For a while there, the Chicago Blackhawks were having troubles scoring goals. Mark Lazerus of Chicago’s Sun-Times thought maybe captain Jonathan Toews might be worried but he was wrong: no worries, Toews said. “We’ve had individuals who’ve dealt with this before. It’s not the end of the world.”

Chicago’s rookie defenceman Trevor van Riemsdyk scored his first NHL goal, in a game against San Jose. “It was a pretty cool moment,” he told the reporters in the aftermath. “It was pretty special.”

Except for then — sorry. The NHL changed its mind. Kris Versteeg had actually scored the goal, with van Riemsdyk assisting. Oh, well. “I had a feeling, even right away when it first happened, that it hit someone,” van Riemsdyk told Tracey Myers of CSNChicago.com. “It hit Steeger there, and that’s good for him. He was right in front of the net. He earned it. I think he took a pretty good crosscheck because when I looked up he was down on his knees. It was a cool moment to have my first goal but I just have to stick with it.”
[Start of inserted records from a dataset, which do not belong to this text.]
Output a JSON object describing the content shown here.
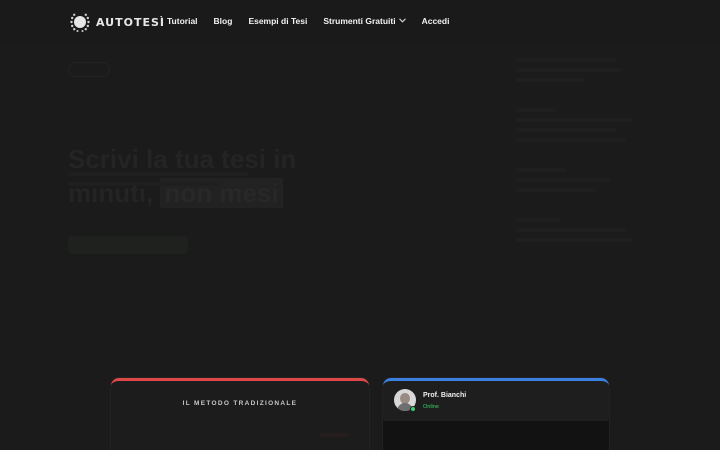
{
  "brand": {
    "name": "AUTOTESÌ"
  },
  "nav": {
    "items": [
      {
        "label": "Tutorial"
      },
      {
        "label": "Blog"
      },
      {
        "label": "Esempi di Tesi"
      },
      {
        "label": "Strumenti Gratuiti",
        "has_dropdown": true
      },
      {
        "label": "Accedi"
      }
    ]
  },
  "hero": {
    "headline_part1": "Scrivi la tua tesi in minuti,",
    "headline_highlight": "non mesi"
  },
  "cards": {
    "traditional": {
      "title": "IL METODO TRADIZIONALE"
    },
    "chat": {
      "name": "Prof. Bianchi",
      "status": "Online"
    }
  },
  "colors": {
    "background": "#1b1b1b",
    "traditional_accent": "#e04848",
    "chat_accent": "#3b7fe0",
    "online": "#3ad06a"
  }
}
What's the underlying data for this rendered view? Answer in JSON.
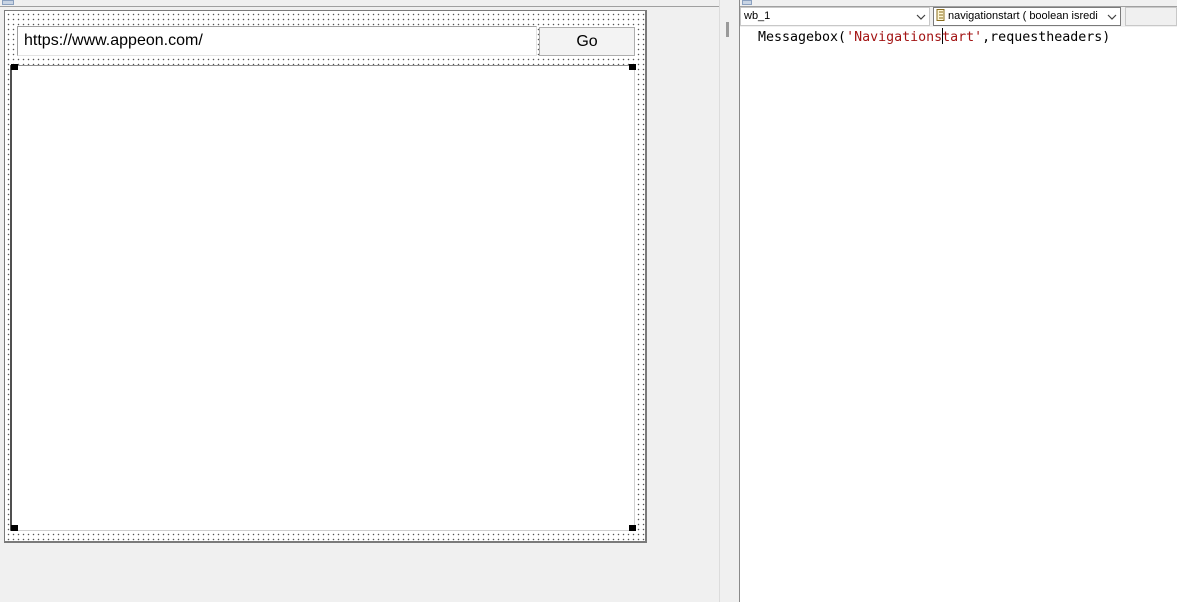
{
  "designer": {
    "url_value": "https://www.appeon.com/",
    "go_label": "Go"
  },
  "script_editor": {
    "object_select": "wb_1",
    "event_select": "navigationstart ( boolean isredi",
    "code": {
      "func": "Messagebox(",
      "str_part1": "'Navigations",
      "str_part2": "tart'",
      "rest": ",requestheaders)"
    }
  }
}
He did that, of course, stuck with it, and probably would have scored soon enough for himself, and still will, except that he’s out of the game now for three, maybe four months. In a game with Dallas he took a shot in the left lower body, which fractured. He limped off the ice. After the game, Blackhawks coach Joel Quenneville testified that the injury was “pretty bad” and the defenceman would be out of action for “a while.” A few days later, when surgeons went in to fix the damage, we learned that it was the patella.

The Montreal Gazette’s Pat Hickey recalled a time when the Canadiens’ power play was so mighty that the NHL had to change its rules.

Prior to 1956, a player taking a minor penalty had to serve the full two minutes, and it wasn’t uncommon for the team on the power play to score more than one goal, particularly when that team was the Canadiens with Maurice (Rocket) Richard, Bernie (Boom Boom) Geoffrion and Dickie Moore.

Guess what, though? Today the Canadiens’ powerplay isn’t what it used to be 60 years ago, especially on the road.

At Grantland, Katie Baker wrote about goals great and not-so:

Life’s a journey, not a destination, sure, but no one cares much about a puck’s many travels unless and until they lead it straight to the back of the net. And when they do — when the goalie sprawls in vain and the lamp gets lit and the arms get raised and the “f’in rights, boys!” gets hollered — we ascribe special significance to the occasion and search for meaning.

Sometimes there isn’t meaning, though. Sometimes a puck just bounces off a buttock.

Sportsnet’s Hometown Hockey stopped by Burnaby in British Columbia, and when that happened, we found out some things about a couple of native sons, specifically that (1) Joe Sakic never forgot where he came from and (2) Ryan Nugent-Hopkins, for whom pressure is nothing new, points to lessons learned in his hometown as a source of strength.